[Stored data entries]
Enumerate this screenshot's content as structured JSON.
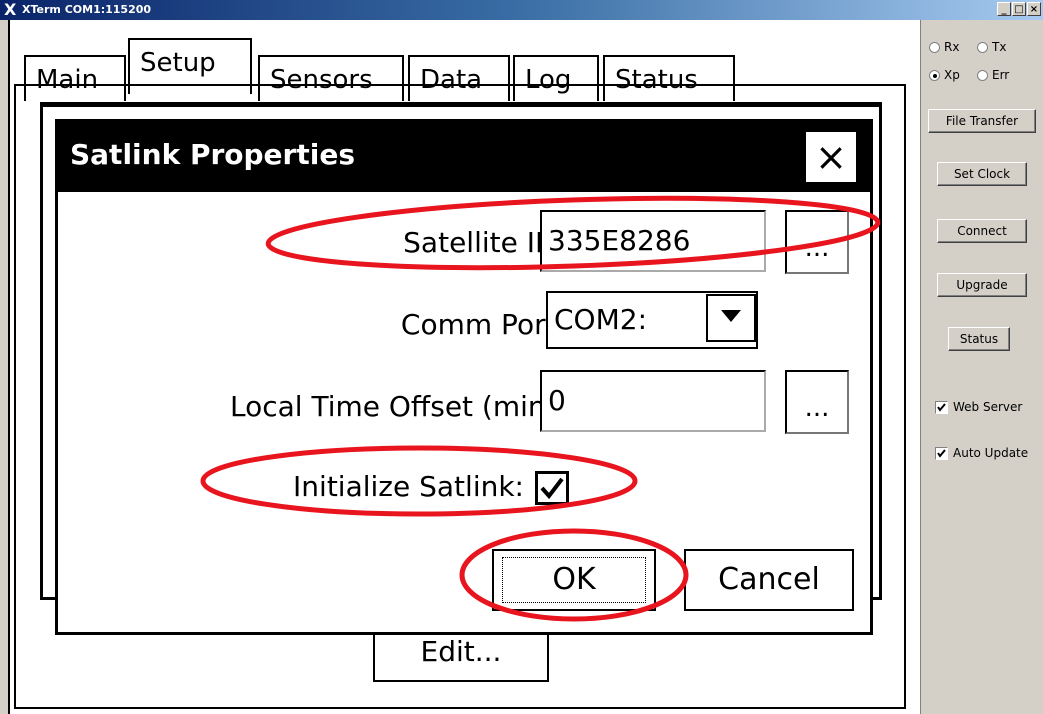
{
  "window": {
    "title": "XTerm COM1:115200",
    "logo": "X",
    "btn_min": "_",
    "btn_max": "□",
    "btn_close": "×"
  },
  "tabs": [
    {
      "label": "Main"
    },
    {
      "label": "Setup"
    },
    {
      "label": "Sensors"
    },
    {
      "label": "Data"
    },
    {
      "label": "Log"
    },
    {
      "label": "Status"
    }
  ],
  "active_tab": "Setup",
  "edit_button": "Edit...",
  "dialog": {
    "title": "Satlink Properties",
    "close": "×",
    "satellite_id_label": "Satellite ID:",
    "satellite_id_value": "335E8286",
    "comm_port_label": "Comm Port:",
    "comm_port_value": "COM2:",
    "offset_label": "Local Time Offset (min):",
    "offset_value": "0",
    "browse": "...",
    "init_label": "Initialize Satlink:",
    "init_checked": true,
    "ok": "OK",
    "cancel": "Cancel"
  },
  "side": {
    "radios": [
      {
        "label": "Rx",
        "checked": false
      },
      {
        "label": "Tx",
        "checked": false
      },
      {
        "label": "Xp",
        "checked": true
      },
      {
        "label": "Err",
        "checked": false
      }
    ],
    "buttons": [
      "File Transfer",
      "Set Clock",
      "Connect",
      "Upgrade",
      "Status"
    ],
    "checkboxes": [
      {
        "label": "Web Server",
        "checked": true
      },
      {
        "label": "Auto Update",
        "checked": true
      }
    ]
  },
  "colors": {
    "annotation": "#e8141e",
    "titlebar": "#0a246a"
  }
}
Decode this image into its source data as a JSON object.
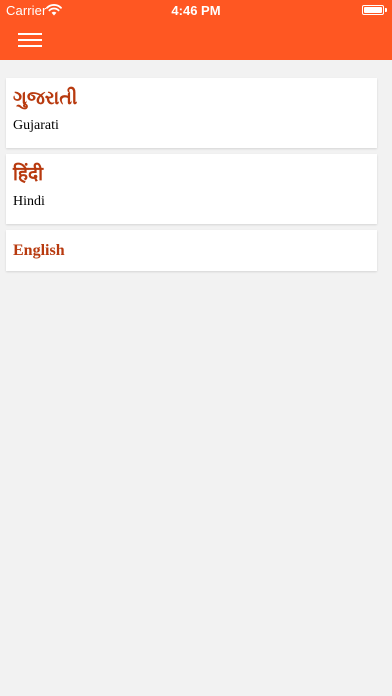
{
  "status_bar": {
    "carrier": "Carrier",
    "time": "4:46 PM",
    "battery_level": 1.0
  },
  "header": {
    "menu_icon": "hamburger-menu-icon",
    "color": "#ff5722"
  },
  "languages": [
    {
      "native": "ગુજરાતી",
      "english": "Gujarati"
    },
    {
      "native": "हिंदी",
      "english": "Hindi"
    },
    {
      "native": "English"
    }
  ],
  "colors": {
    "accent_text": "#b83a0f",
    "background": "#f2f2f2"
  }
}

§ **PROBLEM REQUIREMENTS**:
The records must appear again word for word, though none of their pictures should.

§ **OUTPUT OF THE EXERCISE**:
Enumerate this screenshot's content as structured JSON.
{
  "window": {
    "title": "XTerm COM1:115200",
    "logo": "X",
    "btn_min": "_",
    "btn_max": "□",
    "btn_close": "×"
  },
  "tabs": [
    {
      "label": "Main"
    },
    {
      "label": "Setup"
    },
    {
      "label": "Sensors"
    },
    {
      "label": "Data"
    },
    {
      "label": "Log"
    },
    {
      "label": "Status"
    }
  ],
  "active_tab": "Setup",
  "edit_button": "Edit...",
  "dialog": {
    "title": "Satlink Properties",
    "close": "×",
    "satellite_id_label": "Satellite ID:",
    "satellite_id_value": "335E8286",
    "comm_port_label": "Comm Port:",
    "comm_port_value": "COM2:",
    "offset_label": "Local Time Offset (min):",
    "offset_value": "0",
    "browse": "...",
    "init_label": "Initialize Satlink:",
    "init_checked": true,
    "ok": "OK",
    "cancel": "Cancel"
  },
  "side": {
    "radios": [
      {
        "label": "Rx",
        "checked": false
      },
      {
        "label": "Tx",
        "checked": false
      },
      {
        "label": "Xp",
        "checked": true
      },
      {
        "label": "Err",
        "checked": false
      }
    ],
    "buttons": [
      "File Transfer",
      "Set Clock",
      "Connect",
      "Upgrade",
      "Status"
    ],
    "checkboxes": [
      {
        "label": "Web Server",
        "checked": true
      },
      {
        "label": "Auto Update",
        "checked": true
      }
    ]
  },
  "colors": {
    "annotation": "#e8141e",
    "titlebar": "#0a246a"
  }
}
Decode this image into its source data as a JSON object.
{
  "status_bar": {
    "carrier": "Carrier",
    "time": "4:46 PM",
    "battery_level": 1.0
  },
  "header": {
    "menu_icon": "hamburger-menu-icon",
    "color": "#ff5722"
  },
  "languages": [
    {
      "native": "ગુજરાતી",
      "english": "Gujarati"
    },
    {
      "native": "हिंदी",
      "english": "Hindi"
    },
    {
      "native": "English"
    }
  ],
  "colors": {
    "accent_text": "#b83a0f",
    "background": "#f2f2f2"
  }
}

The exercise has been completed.